Who, me? Dissing Monet?? No, not at all. It’s just that Berthe Morisot doesn’t get the attention she deserves. She is my favourite Impressionist painter, and, (dare I say?) the best of the lot.
The Frick Five’s final question (which is really two questions) Which artist do you find most overrated? Which artist do you find most underrated? reminded me of Berthe Morisot. If you are thinking Berthe who? you’re not alone. Many people are not aware of her, and her significance in the history of art.
I was fortunate to come across several of her artworks in the Musée Marmottan in Paris. (Three fun facts: I briefly wrote about Mme Morisot in 2014, the Marmottan is one of my favourite art museums in Paris, and, coincidentally, it has a huge Monet wing – definitely a topic for another post.)
More recently, she has received some of the attention she deserves. In 2019, The Dallas Museum of Art hosted the international exhibition Berthe Morisot, Woman Impressionist, which also toured to the Barnes Foundation, the Musée D’orsay and the Musée National des beaux-arts du Québec. Everyone from Artnet News to The New Yorker to The Washington Post has been writing about her since 2018.
In her biography of Berthe Morisot, Anne Higonnet, outlines some of the challenges Berthe Morisot faced. From our viewpoint in the 21st century, it’s startling to realize Madame Morisot (Berthe’s mother) had to chaperone Berthe’s painting visits to the Lourve.
Nineteenth-century bourgeois convention recognized only one suitable path for women – marriage and motherhood. Anything else was failure. Single women were ‘excess’ human beings who had not fulfilled their womanly destinies. A career was supposed to ‘unsex’ a woman, leech away her femininity, and render her abnormal. In Morisot’s field, such threats acquired a daunting edge. For genius was deemed a masculine attribute. No one could imagine a great woman painter. None had yet existed, and this seemed sufficient proof that none ever would. (p.51)
The challenges and obstacles she faced began well before she even reached the easel and picked up a paintbrush; they were everywhere around her, in the idea that ‘genius’ was a function of masculinity, in the dearth of role models for her to follow, in the … logistics she encountered on a day-to-day basis, in the minds of others and in her own mind. (p.148)
How Berthe Morisot Broke Barriers to Become the First Female Impressionist is a succinct article, with good images, from My Modern Met. All ‘barrier breaking’ aside, Berthe Morisot is, in my books, a DFP (damned fine painter.) Note the lush brushwork, and the gorgeous palette – all hallmarks of the Impressionist painters.
Take another look at the compositions, too. Subtle, but powerful: in Woman at Her Toilette the line of the mirror anchors the left side of the painting, whilst the highlights off her earring, and then the glass container, draw us in to appreciate the beauty of her shoulder and neck. The right side of the painting is fascinatingly vague, and gives our eye a space to rest, in contrast to the rich details enveloping the woman.
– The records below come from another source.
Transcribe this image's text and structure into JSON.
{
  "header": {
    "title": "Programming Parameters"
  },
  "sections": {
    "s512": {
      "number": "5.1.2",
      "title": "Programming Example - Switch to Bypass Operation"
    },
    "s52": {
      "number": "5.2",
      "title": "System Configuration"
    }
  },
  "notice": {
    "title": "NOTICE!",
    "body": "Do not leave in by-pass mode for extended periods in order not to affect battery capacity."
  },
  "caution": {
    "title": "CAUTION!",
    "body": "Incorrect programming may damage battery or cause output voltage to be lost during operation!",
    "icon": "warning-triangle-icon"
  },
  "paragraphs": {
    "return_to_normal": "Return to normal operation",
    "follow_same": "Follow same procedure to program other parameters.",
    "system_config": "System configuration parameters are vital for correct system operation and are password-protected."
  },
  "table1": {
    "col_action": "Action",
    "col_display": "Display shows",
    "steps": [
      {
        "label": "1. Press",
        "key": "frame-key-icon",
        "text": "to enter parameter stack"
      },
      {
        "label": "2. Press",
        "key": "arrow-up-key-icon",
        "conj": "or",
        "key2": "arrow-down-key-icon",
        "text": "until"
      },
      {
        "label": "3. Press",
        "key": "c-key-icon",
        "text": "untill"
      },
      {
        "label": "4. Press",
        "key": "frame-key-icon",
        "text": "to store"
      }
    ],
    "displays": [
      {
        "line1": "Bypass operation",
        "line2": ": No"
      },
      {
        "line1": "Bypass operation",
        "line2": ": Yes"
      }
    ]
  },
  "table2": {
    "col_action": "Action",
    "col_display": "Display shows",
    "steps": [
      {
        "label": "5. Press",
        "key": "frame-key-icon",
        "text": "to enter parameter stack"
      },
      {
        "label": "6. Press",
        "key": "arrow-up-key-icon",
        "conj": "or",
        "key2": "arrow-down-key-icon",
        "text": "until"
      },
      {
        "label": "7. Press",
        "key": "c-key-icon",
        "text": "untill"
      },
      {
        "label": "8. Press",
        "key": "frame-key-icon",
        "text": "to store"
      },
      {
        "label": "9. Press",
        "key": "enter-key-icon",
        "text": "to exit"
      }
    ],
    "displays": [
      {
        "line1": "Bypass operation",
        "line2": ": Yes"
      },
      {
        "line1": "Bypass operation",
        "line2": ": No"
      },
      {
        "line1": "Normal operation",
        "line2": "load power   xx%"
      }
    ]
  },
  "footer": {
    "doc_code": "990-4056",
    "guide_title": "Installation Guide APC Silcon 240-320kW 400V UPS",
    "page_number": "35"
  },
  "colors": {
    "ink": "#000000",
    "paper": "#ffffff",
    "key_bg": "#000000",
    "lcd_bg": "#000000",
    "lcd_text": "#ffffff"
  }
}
Notice how she uses geometric shapes to give strength and contrast to the domestic scenes she portrays in both The Cradle and Eugène Manet on the Isle of Wight. Triangles abound in the former painting; rectangles compose the latter, below.
I suspect one of Edouard Manet’s portraits of Berthe Morisot is more well-known than any of her paintings. Edouard Manet was her brother-in-law; she was married to Eugène Manet. Although Anne Higonnet dismisses art historical gossip (p.92) she admits that
….he made more portraits of her than anyone else. (“He has made a portrait of his wife, I think it was about time,” wrote Cornell Thomas Morisot in March 1869.) (p.55)
It’s a flattering portrait, there’s no arguing that. Whether of not they were romantically involved is a topic for speculation. I am looking forward to reading the new novel, Madder Women, by Dede Crane which promises a tumultuous love affair. Who can resist?
One must give credit where credit is due. Besides all of his prodigious output, Claude Monet left an extensive collection of 19th century Japanese prints in his home in Giverny, as well as a gorgeous garden for us to experience. He may not be the best of the Impressionist painters, but he was generous, and remains hugely popular and beloved. Perhaps as Berthe Morisot receives more attention, her genius will be appreciated and her artwork will be widely enjoyed.